BEGIN

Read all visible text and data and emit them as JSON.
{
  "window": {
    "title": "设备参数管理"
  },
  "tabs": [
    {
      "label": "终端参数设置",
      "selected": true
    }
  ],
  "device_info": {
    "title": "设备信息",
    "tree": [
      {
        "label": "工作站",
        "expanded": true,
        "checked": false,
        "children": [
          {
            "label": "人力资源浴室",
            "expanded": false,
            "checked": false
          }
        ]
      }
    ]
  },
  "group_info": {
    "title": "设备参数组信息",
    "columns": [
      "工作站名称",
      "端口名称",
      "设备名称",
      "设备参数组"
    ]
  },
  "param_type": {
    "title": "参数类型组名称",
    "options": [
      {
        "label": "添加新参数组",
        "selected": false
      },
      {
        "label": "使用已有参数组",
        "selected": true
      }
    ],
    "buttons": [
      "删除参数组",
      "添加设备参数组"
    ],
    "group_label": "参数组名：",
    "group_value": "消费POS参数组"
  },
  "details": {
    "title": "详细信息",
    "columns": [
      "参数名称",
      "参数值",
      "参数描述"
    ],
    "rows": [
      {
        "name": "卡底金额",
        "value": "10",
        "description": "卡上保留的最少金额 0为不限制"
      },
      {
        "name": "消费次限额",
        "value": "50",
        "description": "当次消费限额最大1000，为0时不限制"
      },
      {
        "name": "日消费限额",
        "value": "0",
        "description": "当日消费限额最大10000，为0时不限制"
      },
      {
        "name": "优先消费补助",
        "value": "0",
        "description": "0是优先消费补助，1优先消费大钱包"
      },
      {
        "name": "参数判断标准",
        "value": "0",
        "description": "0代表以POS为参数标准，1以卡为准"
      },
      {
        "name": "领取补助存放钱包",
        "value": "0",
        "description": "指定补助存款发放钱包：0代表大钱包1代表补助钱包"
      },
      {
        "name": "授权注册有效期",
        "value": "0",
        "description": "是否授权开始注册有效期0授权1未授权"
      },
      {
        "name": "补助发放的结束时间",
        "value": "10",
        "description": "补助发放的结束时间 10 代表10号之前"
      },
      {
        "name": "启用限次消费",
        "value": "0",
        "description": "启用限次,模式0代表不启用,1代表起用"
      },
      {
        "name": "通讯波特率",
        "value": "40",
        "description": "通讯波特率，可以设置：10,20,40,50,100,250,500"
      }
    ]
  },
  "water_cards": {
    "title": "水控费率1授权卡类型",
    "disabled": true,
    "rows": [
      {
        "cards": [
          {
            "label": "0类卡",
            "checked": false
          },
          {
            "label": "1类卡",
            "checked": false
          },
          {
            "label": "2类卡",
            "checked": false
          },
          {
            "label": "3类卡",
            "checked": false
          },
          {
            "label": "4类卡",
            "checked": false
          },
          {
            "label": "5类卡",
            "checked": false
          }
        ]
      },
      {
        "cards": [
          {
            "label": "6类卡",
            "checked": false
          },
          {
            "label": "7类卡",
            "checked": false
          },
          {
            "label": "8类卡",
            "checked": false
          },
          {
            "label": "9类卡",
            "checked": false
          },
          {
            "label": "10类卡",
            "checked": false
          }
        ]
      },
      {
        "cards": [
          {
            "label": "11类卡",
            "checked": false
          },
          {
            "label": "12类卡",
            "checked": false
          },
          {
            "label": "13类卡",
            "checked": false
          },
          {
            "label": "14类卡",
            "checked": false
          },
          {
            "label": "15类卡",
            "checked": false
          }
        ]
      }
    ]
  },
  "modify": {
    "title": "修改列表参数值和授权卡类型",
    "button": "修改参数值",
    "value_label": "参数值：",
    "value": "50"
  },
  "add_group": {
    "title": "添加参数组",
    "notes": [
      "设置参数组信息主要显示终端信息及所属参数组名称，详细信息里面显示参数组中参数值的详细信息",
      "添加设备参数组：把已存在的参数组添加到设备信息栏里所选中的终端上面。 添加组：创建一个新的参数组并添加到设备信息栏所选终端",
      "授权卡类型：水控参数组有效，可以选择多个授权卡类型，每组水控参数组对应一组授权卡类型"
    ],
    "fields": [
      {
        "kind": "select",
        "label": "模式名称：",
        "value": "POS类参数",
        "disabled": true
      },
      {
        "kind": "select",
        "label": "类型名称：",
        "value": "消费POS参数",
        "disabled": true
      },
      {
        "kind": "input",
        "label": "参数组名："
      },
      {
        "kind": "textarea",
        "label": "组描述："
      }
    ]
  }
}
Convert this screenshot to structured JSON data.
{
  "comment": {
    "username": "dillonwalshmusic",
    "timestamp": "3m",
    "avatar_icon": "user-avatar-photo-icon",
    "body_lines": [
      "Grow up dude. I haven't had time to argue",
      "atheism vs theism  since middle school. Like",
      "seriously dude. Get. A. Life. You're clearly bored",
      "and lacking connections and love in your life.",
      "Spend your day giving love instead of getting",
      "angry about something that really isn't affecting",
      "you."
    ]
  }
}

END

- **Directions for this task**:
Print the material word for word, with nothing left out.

- **Response to this task**:
Read all visible text and data and emit them as JSON.
{
  "window": {
    "title": "设备参数管理"
  },
  "tabs": [
    {
      "label": "终端参数设置",
      "selected": true
    }
  ],
  "device_info": {
    "title": "设备信息",
    "tree": [
      {
        "label": "工作站",
        "expanded": true,
        "checked": false,
        "children": [
          {
            "label": "人力资源浴室",
            "expanded": false,
            "checked": false
          }
        ]
      }
    ]
  },
  "group_info": {
    "title": "设备参数组信息",
    "columns": [
      "工作站名称",
      "端口名称",
      "设备名称",
      "设备参数组"
    ]
  },
  "param_type": {
    "title": "参数类型组名称",
    "options": [
      {
        "label": "添加新参数组",
        "selected": false
      },
      {
        "label": "使用已有参数组",
        "selected": true
      }
    ],
    "buttons": [
      "删除参数组",
      "添加设备参数组"
    ],
    "group_label": "参数组名：",
    "group_value": "消费POS参数组"
  },
  "details": {
    "title": "详细信息",
    "columns": [
      "参数名称",
      "参数值",
      "参数描述"
    ],
    "rows": [
      {
        "name": "卡底金额",
        "value": "10",
        "description": "卡上保留的最少金额 0为不限制"
      },
      {
        "name": "消费次限额",
        "value": "50",
        "description": "当次消费限额最大1000，为0时不限制"
      },
      {
        "name": "日消费限额",
        "value": "0",
        "description": "当日消费限额最大10000，为0时不限制"
      },
      {
        "name": "优先消费补助",
        "value": "0",
        "description": "0是优先消费补助，1优先消费大钱包"
      },
      {
        "name": "参数判断标准",
        "value": "0",
        "description": "0代表以POS为参数标准，1以卡为准"
      },
      {
        "name": "领取补助存放钱包",
        "value": "0",
        "description": "指定补助存款发放钱包：0代表大钱包1代表补助钱包"
      },
      {
        "name": "授权注册有效期",
        "value": "0",
        "description": "是否授权开始注册有效期0授权1未授权"
      },
      {
        "name": "补助发放的结束时间",
        "value": "10",
        "description": "补助发放的结束时间 10 代表10号之前"
      },
      {
        "name": "启用限次消费",
        "value": "0",
        "description": "启用限次,模式0代表不启用,1代表起用"
      },
      {
        "name": "通讯波特率",
        "value": "40",
        "description": "通讯波特率，可以设置：10,20,40,50,100,250,500"
      }
    ]
  },
  "water_cards": {
    "title": "水控费率1授权卡类型",
    "disabled": true,
    "rows": [
      {
        "cards": [
          {
            "label": "0类卡",
            "checked": false
          },
          {
            "label": "1类卡",
            "checked": false
          },
          {
            "label": "2类卡",
            "checked": false
          },
          {
            "label": "3类卡",
            "checked": false
          },
          {
            "label": "4类卡",
            "checked": false
          },
          {
            "label": "5类卡",
            "checked": false
          }
        ]
      },
      {
        "cards": [
          {
            "label": "6类卡",
            "checked": false
          },
          {
            "label": "7类卡",
            "checked": false
          },
          {
            "label": "8类卡",
            "checked": false
          },
          {
            "label": "9类卡",
            "checked": false
          },
          {
            "label": "10类卡",
            "checked": false
          }
        ]
      },
      {
        "cards": [
          {
            "label": "11类卡",
            "checked": false
          },
          {
            "label": "12类卡",
            "checked": false
          },
          {
            "label": "13类卡",
            "checked": false
          },
          {
            "label": "14类卡",
            "checked": false
          },
          {
            "label": "15类卡",
            "checked": false
          }
        ]
      }
    ]
  },
  "modify": {
    "title": "修改列表参数值和授权卡类型",
    "button": "修改参数值",
    "value_label": "参数值：",
    "value": "50"
  },
  "add_group": {
    "title": "添加参数组",
    "notes": [
      "设置参数组信息主要显示终端信息及所属参数组名称，详细信息里面显示参数组中参数值的详细信息",
      "添加设备参数组：把已存在的参数组添加到设备信息栏里所选中的终端上面。 添加组：创建一个新的参数组并添加到设备信息栏所选终端",
      "授权卡类型：水控参数组有效，可以选择多个授权卡类型，每组水控参数组对应一组授权卡类型"
    ],
    "fields": [
      {
        "kind": "select",
        "label": "模式名称：",
        "value": "POS类参数",
        "disabled": true
      },
      {
        "kind": "select",
        "label": "类型名称：",
        "value": "消费POS参数",
        "disabled": true
      },
      {
        "kind": "input",
        "label": "参数组名："
      },
      {
        "kind": "textarea",
        "label": "组描述："
      }
    ]
  }
}
Convert this screenshot to structured JSON data.
{
  "comment": {
    "username": "dillonwalshmusic",
    "timestamp": "3m",
    "avatar_icon": "user-avatar-photo-icon",
    "body_lines": [
      "Grow up dude. I haven't had time to argue",
      "atheism vs theism  since middle school. Like",
      "seriously dude. Get. A. Life. You're clearly bored",
      "and lacking connections and love in your life.",
      "Spend your day giving love instead of getting",
      "angry about something that really isn't affecting",
      "you."
    ]
  }
}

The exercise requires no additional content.